When it comes to keeping your boat shipshape, our Regulator experts agree: waxing regularly is key. Because waxing takes a lot of elbow grease, there may come a time when you’ll be tempted to skip it, but don’t!
Here’s why: waxing actually makes it easier to keep your boat clean. A day out on the water fishing, tubing, or just cruising leads to build-up that clings to your hull – like salt, dirt, grime, oxidation, and more.
A coat of wax not only protects your boat from corrosion and helps preserve it for years to come, but it keeps your paint job, boot striping, hull decals, and graphics intact. Plus, waxing regularly slows down the UV damage that can break down paint and fiberglass. So, being diligent about waxing will help you avoid costly repairs associated with a boat that’s not properly protected.

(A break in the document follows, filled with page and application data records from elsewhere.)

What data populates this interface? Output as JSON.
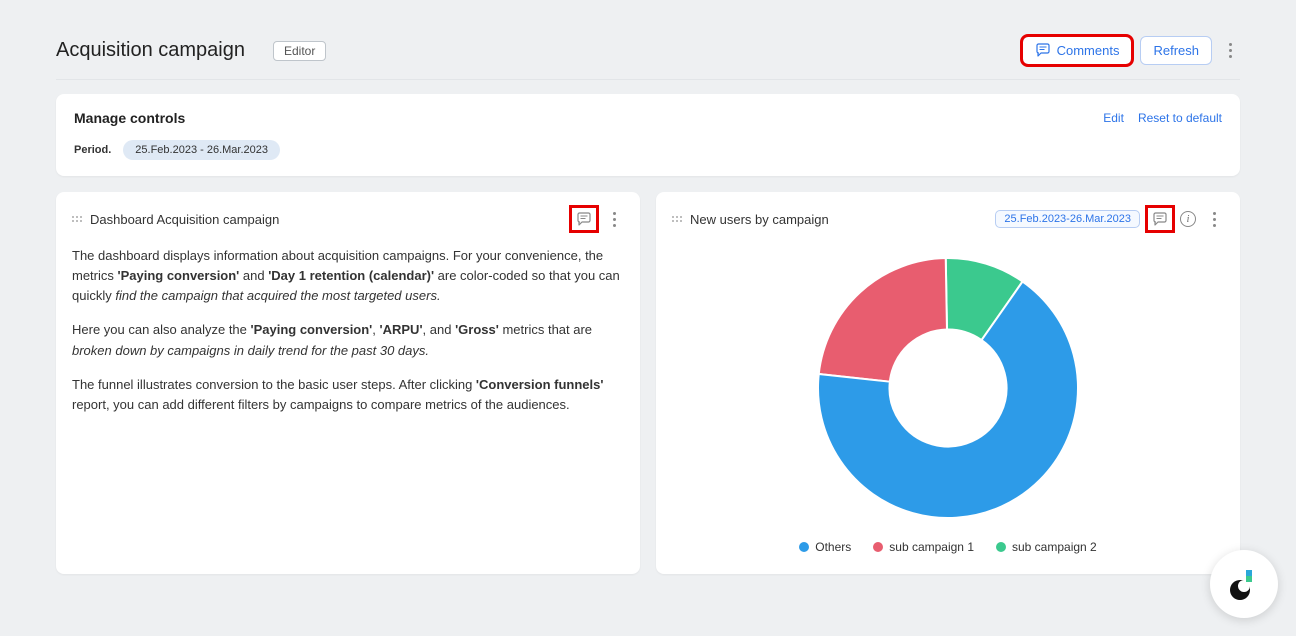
{
  "header": {
    "title": "Acquisition campaign",
    "editor_badge": "Editor",
    "comments_label": "Comments",
    "refresh_label": "Refresh"
  },
  "controls": {
    "title": "Manage controls",
    "edit_label": "Edit",
    "reset_label": "Reset to default",
    "period_label": "Period.",
    "period_value": "25.Feb.2023 - 26.Mar.2023"
  },
  "panel_left": {
    "title": "Dashboard Acquisition campaign",
    "p1_a": "The dashboard displays information about acquisition campaigns. For your convenience, the metrics ",
    "p1_b1": "'Paying conversion'",
    "p1_c": " and ",
    "p1_b2": "'Day 1 retention (calendar)'",
    "p1_d": " are color-coded so that you can quickly ",
    "p1_i": "find the campaign that acquired the most targeted users.",
    "p2_a": "Here you can also analyze the ",
    "p2_b1": "'Paying conversion'",
    "p2_c": ", ",
    "p2_b2": "'ARPU'",
    "p2_d": ", and ",
    "p2_b3": "'Gross'",
    "p2_e": " metrics that are ",
    "p2_i": "broken down by campaigns in daily trend for the past 30 days.",
    "p3_a": "The funnel illustrates conversion to the basic user steps. After clicking ",
    "p3_b": "'Conversion funnels'",
    "p3_c": " report, you can add different filters by campaigns to compare metrics of the audiences."
  },
  "panel_right": {
    "title": "New users by campaign",
    "date_chip": "25.Feb.2023-26.Mar.2023"
  },
  "colors": {
    "others": "#2d9be8",
    "sub1": "#e85d6f",
    "sub2": "#3bc98e"
  },
  "legend": {
    "others": "Others",
    "sub1": "sub campaign 1",
    "sub2": "sub campaign 2"
  },
  "chart_data": {
    "type": "pie",
    "title": "New users by campaign",
    "series": [
      {
        "name": "Others",
        "value": 67,
        "color": "#2d9be8"
      },
      {
        "name": "sub campaign 1",
        "value": 23,
        "color": "#e85d6f"
      },
      {
        "name": "sub campaign 2",
        "value": 10,
        "color": "#3bc98e"
      }
    ],
    "donut_inner_ratio": 0.45
  }
}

Watch the comprehensive tutorial video for detailed information and suggested tools from our friends at Starling Marine - or read below for our tips and tricks.
Here’s a quick how-to and a few product picks:
Before waxing, always wash and dry your boat. If you wax before washing, you run the chance of doing damage to your hull.
How to do it: Use a power washer or spray hose, sponge or wash mitt, and a bucket. After your boat is clean, make sure to go over every section with a towel or chamois cloth before applying the wax.
Most waxes result in the same level of gloss and shine to protect your boat, with naturally-based wax lasting about six months. We suggest starting with all the fiberglass surfaces and then getting to the metalwork.
How to do it: Apply a dime-sized amount of wax on a buffer pad or microcloth. Working in 3x3 sections, apply the wax in a slow, circular motion, then allow to dry. Note: be careful not to use too much product. If the product is too thick on the pad, you’re not going to get good results. If you have decals or special lettering, you can avoid damage by working lightly over them.
How to do it: Similar to waxing, work in 3x3 sections with an orbital buffing tool or soft cloth, using a circular motion to polish.
A few tips to keep in mind before getting started:
Use the right tools
A dual-action boat polisher (one that attaches to power drill with different pads for compound work and waxing) is best for DIY enthusiasts. Use an orbital buffer if you’re just applying a thin layer of wax. A word to the wise: a rotating buffer is best left in the hands of the pros!
It has to be boat wax
Car wax is not the same as boat wax – cars are painted, while boats are gelcoated. This is a big difference when it comes to wax! Also, don’t use wax on soft, clear plastics or clear enclosures.
Use the right products for your boat
Combination products, like a one-step, multipurpose cleaner/wax are best used on newer boats. Regardless of which product you choose, look for wax that is non-skid and good for slick surfaces.
We hope this helps you get your boat ready for its shining moment! If we can ever help answer any questions, contact us in the factory at 252.482.3837 and ask for Customer Service.
See you on the water!